(Website and app data records)
******************************

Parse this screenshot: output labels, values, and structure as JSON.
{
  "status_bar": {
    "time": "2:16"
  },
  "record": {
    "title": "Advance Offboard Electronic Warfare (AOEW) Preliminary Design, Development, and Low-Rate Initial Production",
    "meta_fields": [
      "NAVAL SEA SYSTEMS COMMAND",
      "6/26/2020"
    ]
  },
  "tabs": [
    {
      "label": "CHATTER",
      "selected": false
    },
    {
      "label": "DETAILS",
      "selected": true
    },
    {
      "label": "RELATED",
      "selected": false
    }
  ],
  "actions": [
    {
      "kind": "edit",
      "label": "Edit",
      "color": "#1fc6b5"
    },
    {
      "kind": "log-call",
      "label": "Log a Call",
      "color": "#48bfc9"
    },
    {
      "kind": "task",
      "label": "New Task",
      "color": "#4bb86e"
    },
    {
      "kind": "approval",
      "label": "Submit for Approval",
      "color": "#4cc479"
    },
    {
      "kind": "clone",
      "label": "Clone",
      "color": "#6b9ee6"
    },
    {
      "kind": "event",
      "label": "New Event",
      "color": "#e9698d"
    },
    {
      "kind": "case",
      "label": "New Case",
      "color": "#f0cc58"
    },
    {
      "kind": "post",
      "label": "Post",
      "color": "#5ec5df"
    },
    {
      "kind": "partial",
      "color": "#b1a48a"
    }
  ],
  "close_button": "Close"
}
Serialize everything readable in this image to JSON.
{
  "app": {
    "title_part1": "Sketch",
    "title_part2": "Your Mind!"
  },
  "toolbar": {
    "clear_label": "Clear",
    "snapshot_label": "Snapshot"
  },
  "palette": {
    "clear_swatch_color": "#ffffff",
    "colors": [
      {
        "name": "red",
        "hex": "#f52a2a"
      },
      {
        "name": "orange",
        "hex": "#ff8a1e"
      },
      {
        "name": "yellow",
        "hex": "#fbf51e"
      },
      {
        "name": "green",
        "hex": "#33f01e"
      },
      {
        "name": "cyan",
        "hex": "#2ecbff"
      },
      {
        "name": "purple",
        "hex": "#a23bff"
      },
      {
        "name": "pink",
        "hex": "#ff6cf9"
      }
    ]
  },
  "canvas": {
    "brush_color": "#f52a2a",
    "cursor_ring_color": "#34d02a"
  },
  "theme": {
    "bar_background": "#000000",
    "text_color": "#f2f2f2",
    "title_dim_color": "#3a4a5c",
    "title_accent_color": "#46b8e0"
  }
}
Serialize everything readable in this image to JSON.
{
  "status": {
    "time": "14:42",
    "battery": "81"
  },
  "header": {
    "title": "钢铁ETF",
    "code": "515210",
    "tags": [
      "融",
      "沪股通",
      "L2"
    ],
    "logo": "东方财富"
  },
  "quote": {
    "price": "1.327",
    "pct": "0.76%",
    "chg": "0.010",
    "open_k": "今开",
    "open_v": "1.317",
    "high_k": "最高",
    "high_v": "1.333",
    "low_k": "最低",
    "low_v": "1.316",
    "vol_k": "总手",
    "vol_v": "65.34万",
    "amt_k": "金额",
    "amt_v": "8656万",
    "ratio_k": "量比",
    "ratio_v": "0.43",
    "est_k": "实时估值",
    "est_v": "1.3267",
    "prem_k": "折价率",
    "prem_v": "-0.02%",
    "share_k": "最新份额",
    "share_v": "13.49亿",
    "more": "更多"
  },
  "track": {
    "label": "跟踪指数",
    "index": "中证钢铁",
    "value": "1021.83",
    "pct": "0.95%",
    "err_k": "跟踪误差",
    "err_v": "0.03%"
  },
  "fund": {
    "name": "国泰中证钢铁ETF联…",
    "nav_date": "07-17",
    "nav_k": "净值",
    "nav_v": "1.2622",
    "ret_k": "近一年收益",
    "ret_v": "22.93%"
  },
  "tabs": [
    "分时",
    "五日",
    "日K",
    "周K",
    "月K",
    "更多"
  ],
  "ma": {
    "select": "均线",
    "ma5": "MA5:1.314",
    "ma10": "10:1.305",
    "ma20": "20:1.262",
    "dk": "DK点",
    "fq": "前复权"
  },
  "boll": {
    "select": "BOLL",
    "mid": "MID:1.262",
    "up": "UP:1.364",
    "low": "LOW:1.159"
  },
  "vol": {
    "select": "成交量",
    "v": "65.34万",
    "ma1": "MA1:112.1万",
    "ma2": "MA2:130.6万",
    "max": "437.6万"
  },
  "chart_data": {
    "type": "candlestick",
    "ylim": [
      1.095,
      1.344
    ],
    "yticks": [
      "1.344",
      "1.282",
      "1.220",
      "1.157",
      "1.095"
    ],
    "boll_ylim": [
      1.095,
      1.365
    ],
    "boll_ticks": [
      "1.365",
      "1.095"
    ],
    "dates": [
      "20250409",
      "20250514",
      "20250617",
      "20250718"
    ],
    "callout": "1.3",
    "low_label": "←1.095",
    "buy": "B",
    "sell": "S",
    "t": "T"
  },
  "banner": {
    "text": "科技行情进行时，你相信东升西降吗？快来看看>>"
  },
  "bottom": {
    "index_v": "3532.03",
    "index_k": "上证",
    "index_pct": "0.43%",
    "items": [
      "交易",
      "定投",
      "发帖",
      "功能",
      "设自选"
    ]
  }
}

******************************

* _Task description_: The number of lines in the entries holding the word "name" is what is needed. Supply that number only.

* _Solution to the exercise_: 8